What needs to be done → The answer is every line in the data below that contains the word "isteri".

Exercise materials →
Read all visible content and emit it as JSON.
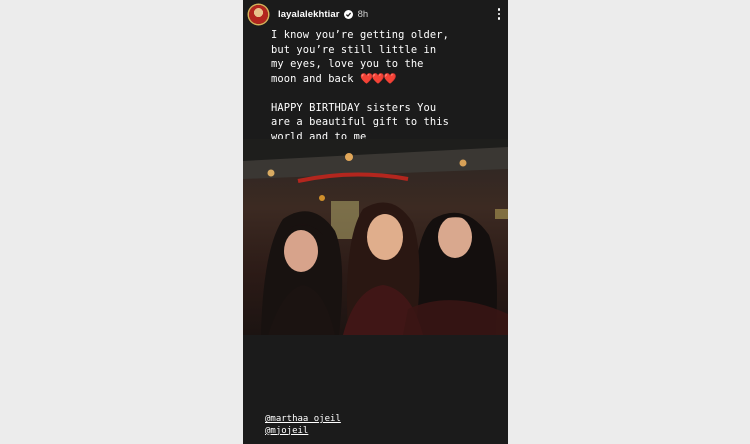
{
  "story": {
    "username": "layalalekhtiar",
    "time": "8h",
    "caption_line1": "I know you’re getting older,\nbut you’re still little in\nmy eyes, love you to the\nmoon and back ",
    "hearts": "❤️❤️❤️",
    "caption_line2": "\n\nHAPPY BIRTHDAY sisters You\nare a beautiful gift to this\nworld and to me",
    "mentions": [
      "@marthaa_ojeil",
      "@mjojeil"
    ]
  }
}
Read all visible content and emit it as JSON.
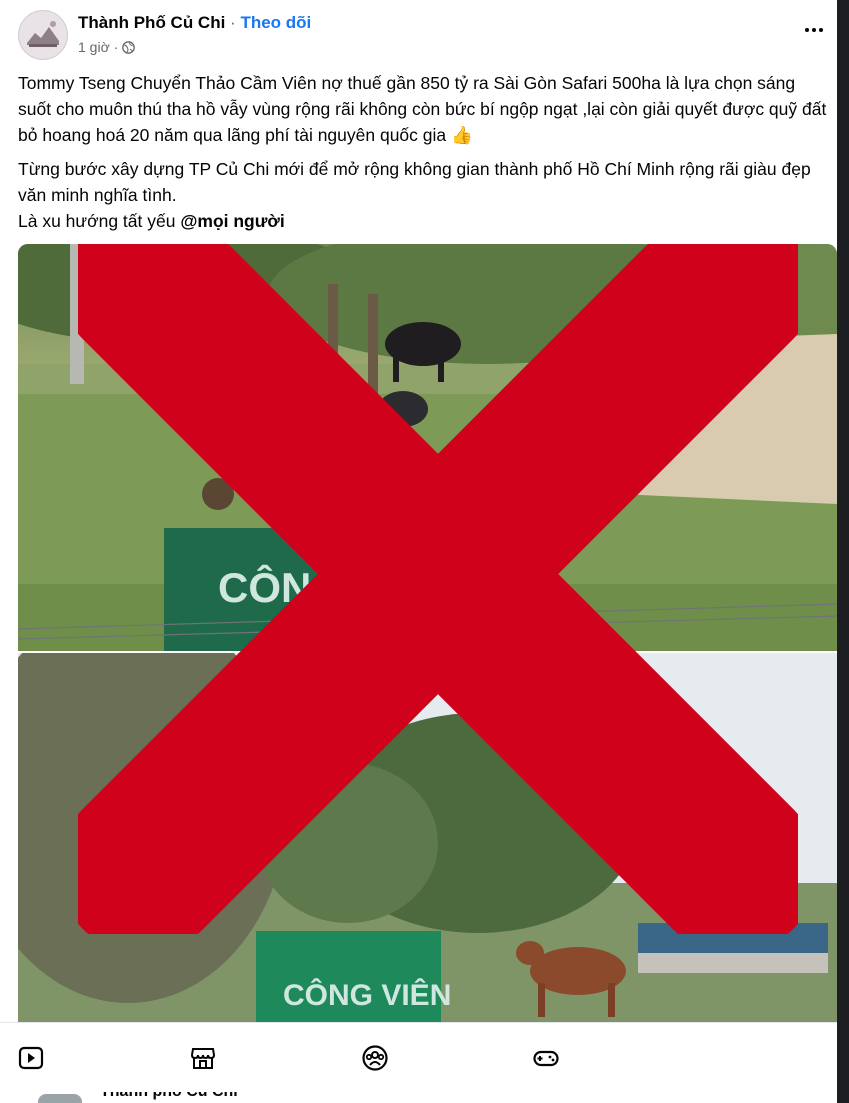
{
  "post": {
    "page_name": "Thành Phố Củ Chi",
    "separator": " · ",
    "follow_label": "Theo dõi",
    "time": "1 giờ",
    "time_separator": "·",
    "paragraph1": "Tommy Tseng Chuyển Thảo Cầm Viên nợ thuế gần 850 tỷ ra Sài Gòn Safari 500ha là lựa chọn sáng suốt cho muôn thú tha hồ vẫy vùng rộng rãi không còn bức bí ngộp ngạt ,lại còn giải quyết được quỹ đất bỏ hoang hoá 20 năm qua lãng phí tài nguyên quốc gia 👍",
    "paragraph2_line1": "Từng bước xây dựng TP Củ Chi mới để mở rộng không gian thành phố Hồ Chí Minh rộng rãi giàu đẹp văn minh nghĩa tình.",
    "paragraph2_line2_prefix": "Là xu hướng tất yếu ",
    "mention": "@mọi người"
  },
  "media": {
    "photo1_sign": "CÔNG",
    "photo2_sign": "CÔNG VIÊN",
    "overlay_color": "#d0021b"
  },
  "bottom_nav": {
    "icons": [
      "video-icon",
      "marketplace-icon",
      "groups-icon",
      "gaming-icon"
    ]
  },
  "next_post": {
    "page_name": "Thành phố Củ Chi"
  }
}
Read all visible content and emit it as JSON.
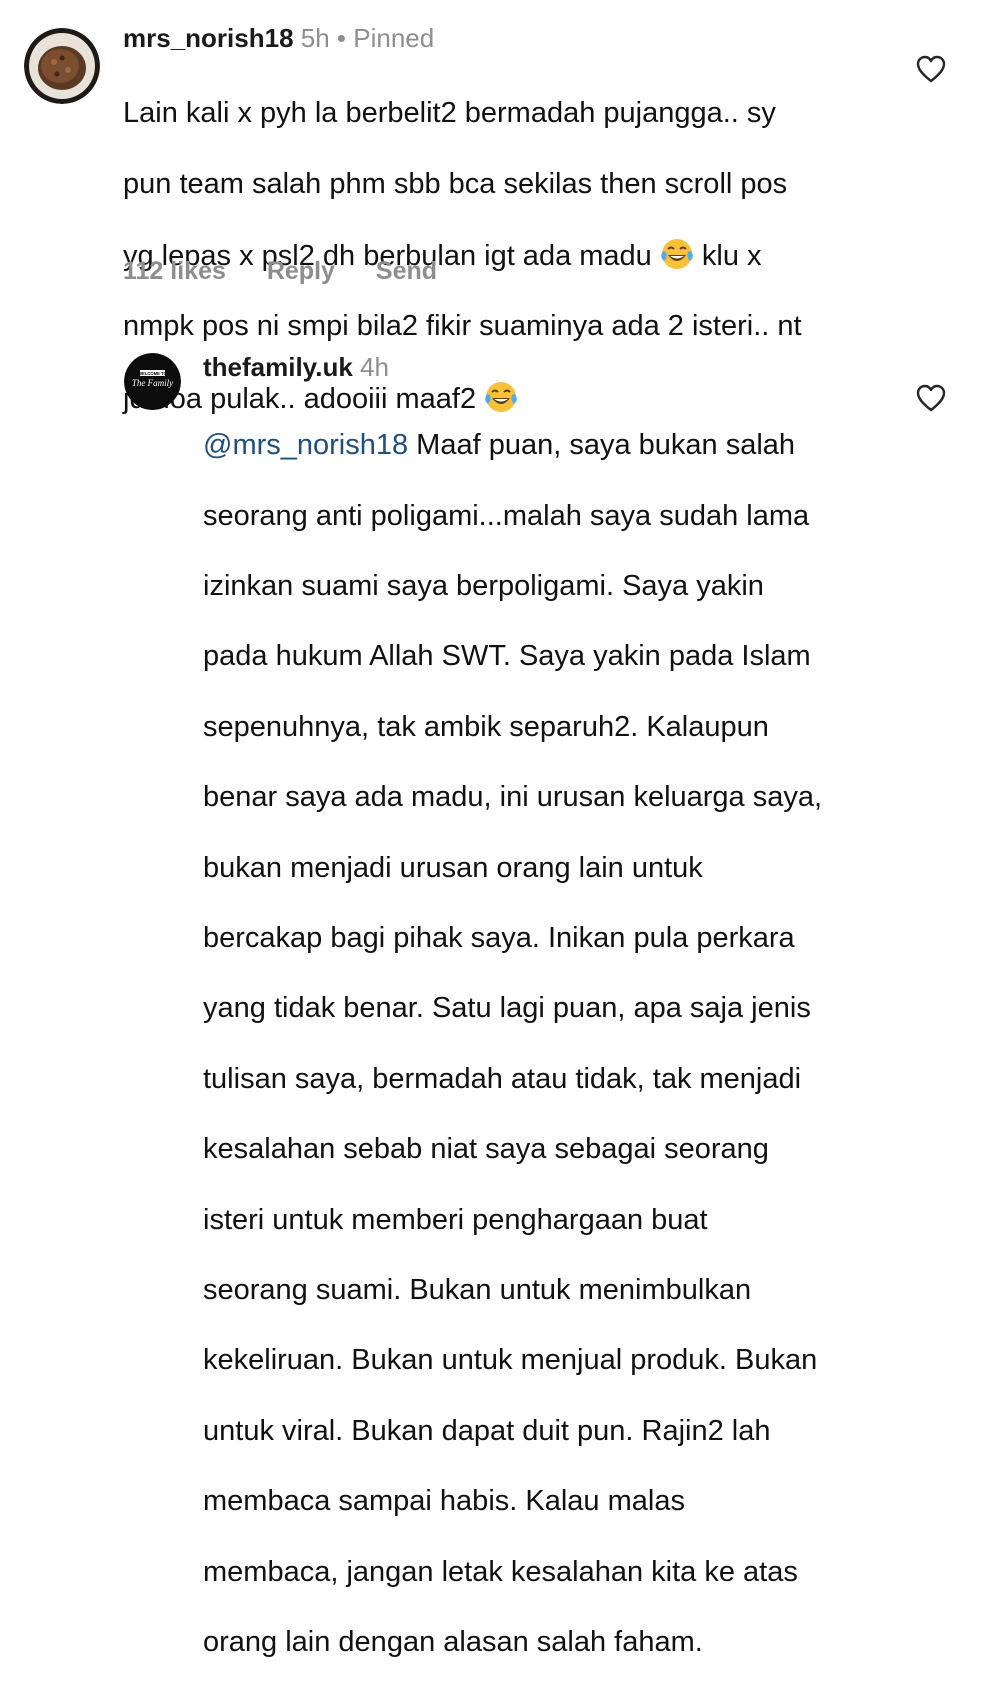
{
  "comments": [
    {
      "username": "mrs_norish18",
      "time": "5h",
      "separator": "•",
      "pinned_label": "Pinned",
      "avatar_icon": "cake-avatar-icon",
      "text_lines": [
        "Lain kali x pyh la berbelit2 bermadah pujangga.. sy",
        "pun team salah phm sbb bca sekilas then scroll pos",
        "yg lepas x psl2 dh berbulan igt ada madu",
        "nmpk pos ni smpi bila2 fikir suaminya ada 2 isteri.. nt",
        "jd doa pulak.. adooiii maaf2"
      ],
      "line3_after_emoji": " klu x",
      "emoji": "face-with-tears-of-joy-icon",
      "likes": "112 likes",
      "reply_label": "Reply",
      "send_label": "Send"
    },
    {
      "username": "thefamily.uk",
      "time": "4h",
      "avatar_icon": "the-family-logo-icon",
      "avatar_text_top": "WELCOME TO",
      "avatar_text_main": "The Family",
      "mention": "@mrs_norish18",
      "text_first_line_rest": " Maaf puan, saya bukan salah",
      "text_lines": [
        "seorang anti poligami...malah saya sudah lama",
        "izinkan suami saya berpoligami. Saya yakin",
        "pada hukum Allah SWT. Saya yakin pada Islam",
        "sepenuhnya, tak ambik separuh2. Kalaupun",
        "benar saya ada madu, ini urusan keluarga saya,",
        "bukan menjadi urusan orang lain untuk",
        "bercakap bagi pihak saya. Inikan pula perkara",
        "yang tidak benar. Satu lagi puan, apa saja jenis",
        "tulisan saya, bermadah atau tidak, tak menjadi",
        "kesalahan sebab niat saya sebagai seorang",
        "isteri untuk memberi penghargaan buat",
        "seorang suami. Bukan untuk menimbulkan",
        "kekeliruan. Bukan untuk menjual produk. Bukan",
        "untuk viral. Bukan dapat duit pun. Rajin2 lah",
        "membaca sampai habis. Kalau malas",
        "membaca, jangan letak kesalahan kita ke atas",
        "orang lain dengan alasan salah faham."
      ]
    }
  ],
  "icons": {
    "like": "heart-outline-icon"
  },
  "colors": {
    "text": "#111111",
    "muted": "#8e8e8e",
    "mention": "#1e4f7e"
  }
}
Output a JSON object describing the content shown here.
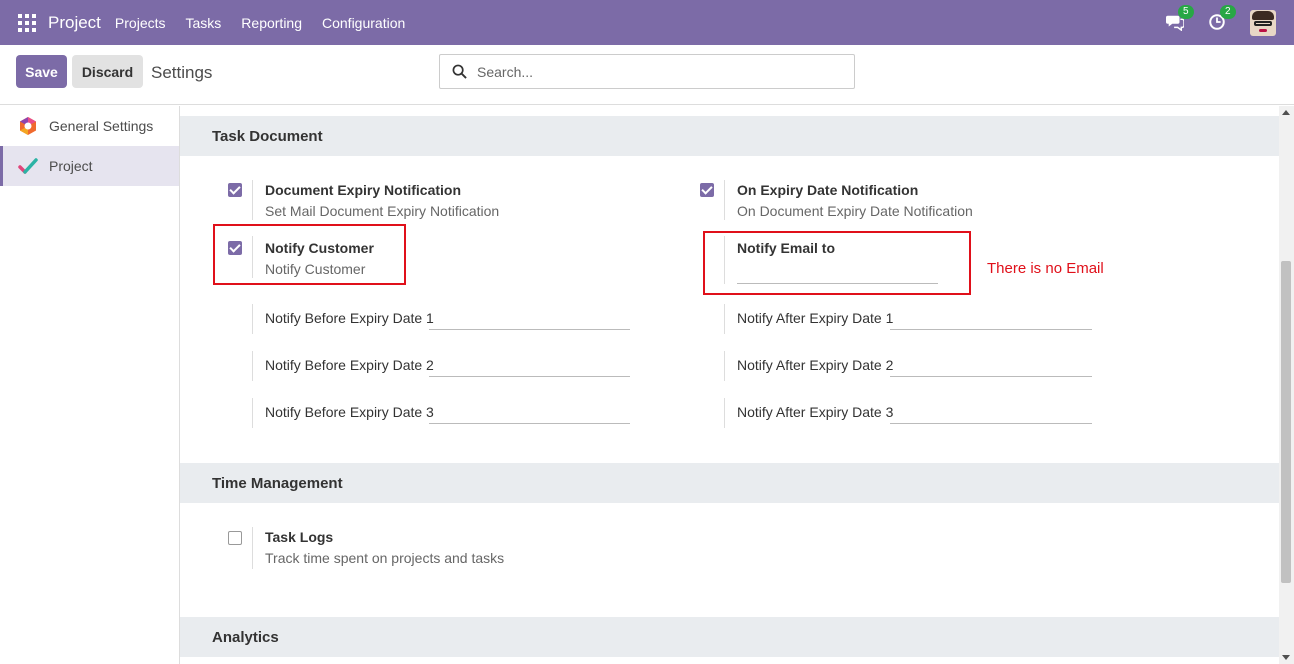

Your response →
        "nmpk pos ni smpi bila2 fikir suaminya ada 2 isteri.. nt",
        "isteri untuk memberi penghargaan buat",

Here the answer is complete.